But that's not what this post is about, if indeed it is about anything - and we shall see if anything occurs to me before my time expires which it surely will because this airport internet business isn't provided gratis to us proles in economy.

I've often wondered why I find air travel so uncongenial to my delicate sensibilities, and have concluded that firstly, it is because I have more heirs and graces than my wallet will allow and, that air fares are pretty cheap, and so "just tolerable" is all you're going to get. And free internet access isn't part of the deal.

Should it be? Well, no. No more than phone calls from airports should be included in the price of your ticket. But what should be included in your ticket price? well I've talked to a few people about this, and they reckon I have in my hands a brilliant idea that could change the face of air travel, making it a lot more pleasureable to all concerned.

It goes like this. What you do is to t

I never realised backgammon was so popular

by Dom Corrigan

Looks like Brian's site might be back from the dead. From the author of the best blog post of all time, not a moment too soon.

(The post title is just so that I can join in with the trackback spammers, those wags.)


This is no fun. Micklethwait has probably disabled trackbacks. Quite sensible and what I'd expect. Naturally.

Sunday, 3 April 2005

Neil Young

by Dom Corrigan

I've a long held theory that Neil Young has written every decent song of the last 30 years (ie not just the Neil Young ones). Even if we just consider his output in terms of the music I'm definitely able to attribute to him (ie the ones on Neil Young albums), he has an astonishingly broad and interesting back catalogue.

Young was unable to appear at the Juno Awards earlier this week when he was admitted to hospital earlier this week for emergency surgery on a brain aneurysm. We wish him a swift and complete recovery - not least for our musical future.

Friday, 1 April 2005

Gmail does it again - for free

by Captain Oates

Now approaching it's first birthday, Google's web based email system Gmail has doubled the size of it's mailbox.

The already large 1GB capacity has been increased to a whopping 2GB. The sevice is free, and advertiser funded. I must say that I have been using gmail for about 6 months, and never found the adverts to be a problem.
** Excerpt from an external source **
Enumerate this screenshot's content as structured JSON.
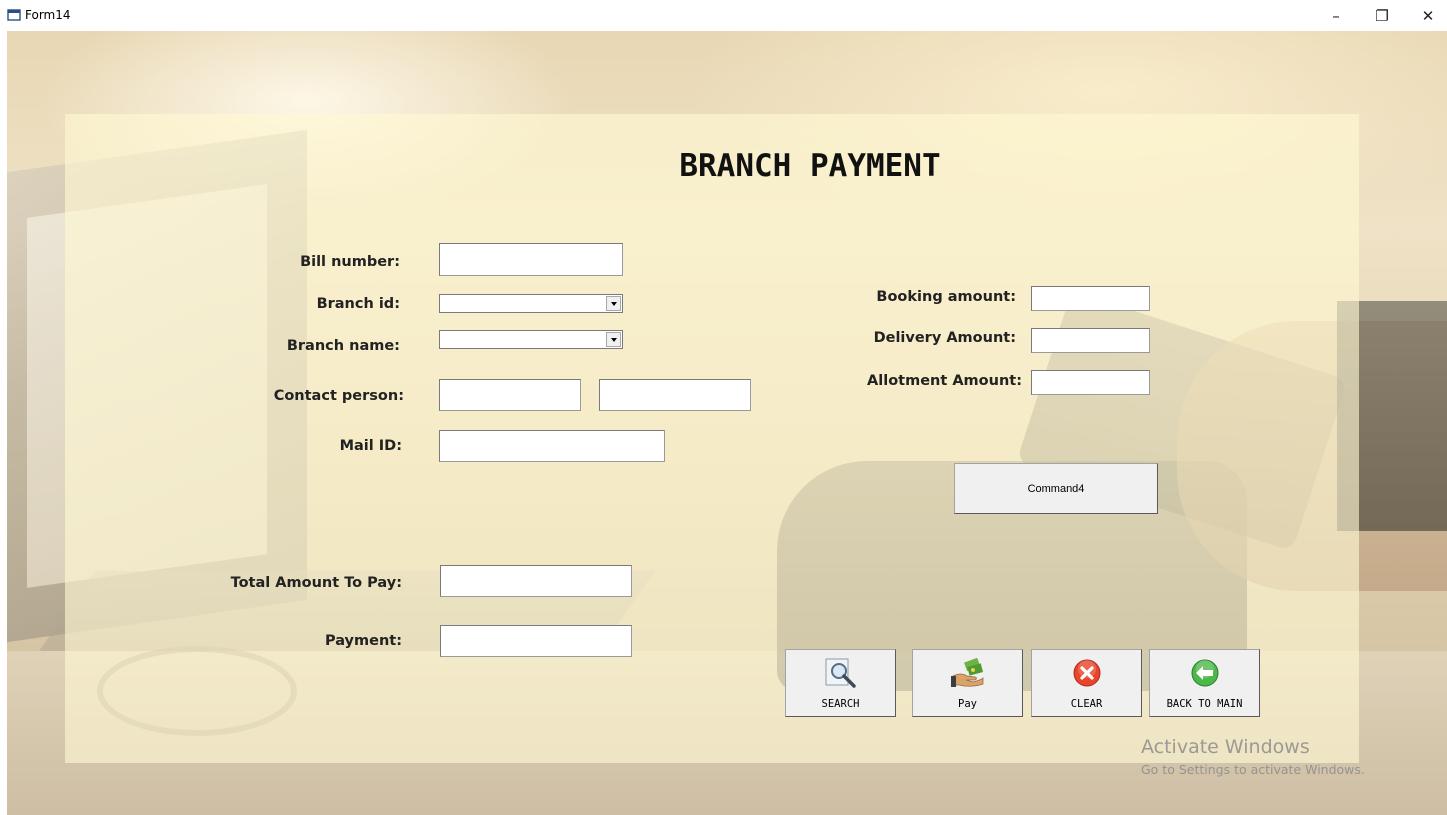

Membership is by invitation only, and the service spreads virally.

Google has taken this step, because a small number of 'heavy users' are approaching the 1GB storage limit.

"Since we introduced Gmail, people have had a lot of place to store e-mail, but some of our heavier users have been approaching their limits and have been wondering what's going to happen," said Georges Harik, Gmail's product management director. "So, starting Friday, we're going to give people more and more space continuously and indefinitely on Gmail, as we're able to technologically."

I for one, know that I am using about 5MB of my now 2GB email inbox, but shan't be complaining.

Bill Thompson watch 1

by Ted Hoffman

I was reminded of the 9 foot cyber guru yesterday when he was suggested as a possible Dr Who by my colleague Dom. He has been of interest to this blog in the past, and I've been intending to mention him again, so I've decided to start a Bill Thompson watch.

Lots of blogs have 'watches' where journalists and other opinion formers are singled out for particular scrutiny. Whilst there is no rule against doubling up, there seems little reason to cover ground against a Toynbee, Galloway, Fisk, etc, that is perfectly adequately covered elsewhere. Though I hardly feel we've drawn the short straw, Thompson is controversial, completely wrong a lot of the time, but discusses interesting techie areas, and not the more murky and difficult subjects like the Iraq war, which I keep meaning to post about, but frankly it has begun to bore me.

This first criticism is only short, given that the article in question is quite old now. His suggestion that children should be banned from chat rooms is both completely impractical, and clearly an individual issue for parents.

That will do for starters, his better thought out works will receive a more meticulously analysis on this blog in the weeks and months to come.